Stepping Up To Scale: How Ethnic Health Providers in Myanmar Can Deliver Better Services And Show Results
For ethnic health providers in Myanmar to persuasively make the case for increased funding to support comprehensive care, they need to provide clear evidence of needs and results. Community Partners International (CPI) and the Karen Ethnic Health Organizations Consortium (KEHOC) are working together in Kayin State and Bago Region to standardize services and staffing and collect and use population data to measure, verify and improve health services under a pilot purchasing model.
Ethnic and community-based health organizations (ECBHOs) in Myanmar evolved to deliver health services to vulnerable populations caught up in protracted civil conflict. In this unstable context, they needed to be agile, resourceful and highly mobile: reacting quickly to fluid and unpredictable conditions on the ground with scare resources and limited outside contact or support.
As levels of conflict have declined in Southeast Myanmar, ECBHOs have used the opportunity to seek to strengthen and scale up their services to deliver better care to a greater number of people in the communities that they serve.
For ECBHOs to persuasively make the case for increased funding to support this more comprehensive care model (whether that funding comes from donors, ethnic armed organizations (EAOs), or the national government), it is crucial that they provide clear evidence of needs and results. This means giving more detailed and verified information about the populations served and the services delivered.
Standardizing the process of service delivery is, therefore, a central component of CPI’s Strategic Purchasing Project in partnership with the Karen Ethnic Health Organizations Consortium (KEHOC). This standardization is essential for making services “visible”. In practice, it means establishing standard operating procedures so that services are delivered in the same way across the health service network: a standard clinic infrastructure and staff, a more detailed understanding of the population served, and accurate and timely data on services provided.
These elements enable a health service purchaser to verify that the services paid for are happening (and standardization can also improve the quality of care). Standardization also helps ECBHOs to more effectively operate and manage large-scale health service delivery, and strengthens the ability of management to plan and negotiate.

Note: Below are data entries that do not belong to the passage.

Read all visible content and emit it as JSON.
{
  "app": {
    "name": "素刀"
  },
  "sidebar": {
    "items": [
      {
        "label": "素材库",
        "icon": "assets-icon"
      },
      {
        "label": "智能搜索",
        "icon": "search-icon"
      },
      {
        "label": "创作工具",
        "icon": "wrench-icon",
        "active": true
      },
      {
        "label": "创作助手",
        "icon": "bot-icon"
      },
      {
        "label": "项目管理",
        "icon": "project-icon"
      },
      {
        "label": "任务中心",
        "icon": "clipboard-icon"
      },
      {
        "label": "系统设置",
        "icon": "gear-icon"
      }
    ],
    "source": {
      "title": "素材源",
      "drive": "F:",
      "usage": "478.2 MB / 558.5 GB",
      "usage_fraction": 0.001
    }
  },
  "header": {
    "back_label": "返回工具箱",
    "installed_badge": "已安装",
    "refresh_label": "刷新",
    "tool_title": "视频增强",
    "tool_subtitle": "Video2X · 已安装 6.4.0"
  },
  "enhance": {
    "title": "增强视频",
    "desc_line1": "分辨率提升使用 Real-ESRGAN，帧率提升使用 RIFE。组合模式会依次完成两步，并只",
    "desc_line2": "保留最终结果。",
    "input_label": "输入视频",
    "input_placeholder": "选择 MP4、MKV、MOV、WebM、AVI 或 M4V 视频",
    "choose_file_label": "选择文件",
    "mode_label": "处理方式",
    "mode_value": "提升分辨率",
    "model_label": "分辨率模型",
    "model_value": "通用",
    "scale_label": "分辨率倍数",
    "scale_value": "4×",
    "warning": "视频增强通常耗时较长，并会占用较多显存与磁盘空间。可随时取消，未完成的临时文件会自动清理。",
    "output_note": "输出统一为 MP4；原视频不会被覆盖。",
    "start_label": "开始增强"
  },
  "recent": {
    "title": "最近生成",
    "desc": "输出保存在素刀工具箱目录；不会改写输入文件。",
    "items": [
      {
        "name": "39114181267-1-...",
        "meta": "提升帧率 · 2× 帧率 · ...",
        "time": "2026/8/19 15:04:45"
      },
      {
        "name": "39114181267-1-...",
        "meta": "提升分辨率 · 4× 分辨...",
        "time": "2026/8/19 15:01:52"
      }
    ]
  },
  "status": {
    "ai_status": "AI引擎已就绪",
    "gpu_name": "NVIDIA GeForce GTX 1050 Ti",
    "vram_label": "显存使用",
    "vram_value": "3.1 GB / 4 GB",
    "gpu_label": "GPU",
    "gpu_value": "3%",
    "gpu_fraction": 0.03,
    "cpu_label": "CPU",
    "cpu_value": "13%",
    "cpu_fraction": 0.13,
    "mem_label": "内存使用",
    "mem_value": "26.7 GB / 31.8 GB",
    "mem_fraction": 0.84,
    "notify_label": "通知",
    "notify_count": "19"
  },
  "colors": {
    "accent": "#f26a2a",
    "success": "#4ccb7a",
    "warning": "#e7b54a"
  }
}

Through the Strategic Purchasing Project, CPI and KEHOC have worked together to test, model and improve a funding mechanism and standardization process. The approaches developed should strengthen and sustain ECBHOs’ critical role in health service provision within their communities. This process of standardization has been summarized in CPI’s latest learning brief, “Seeing Like a Purchaser.”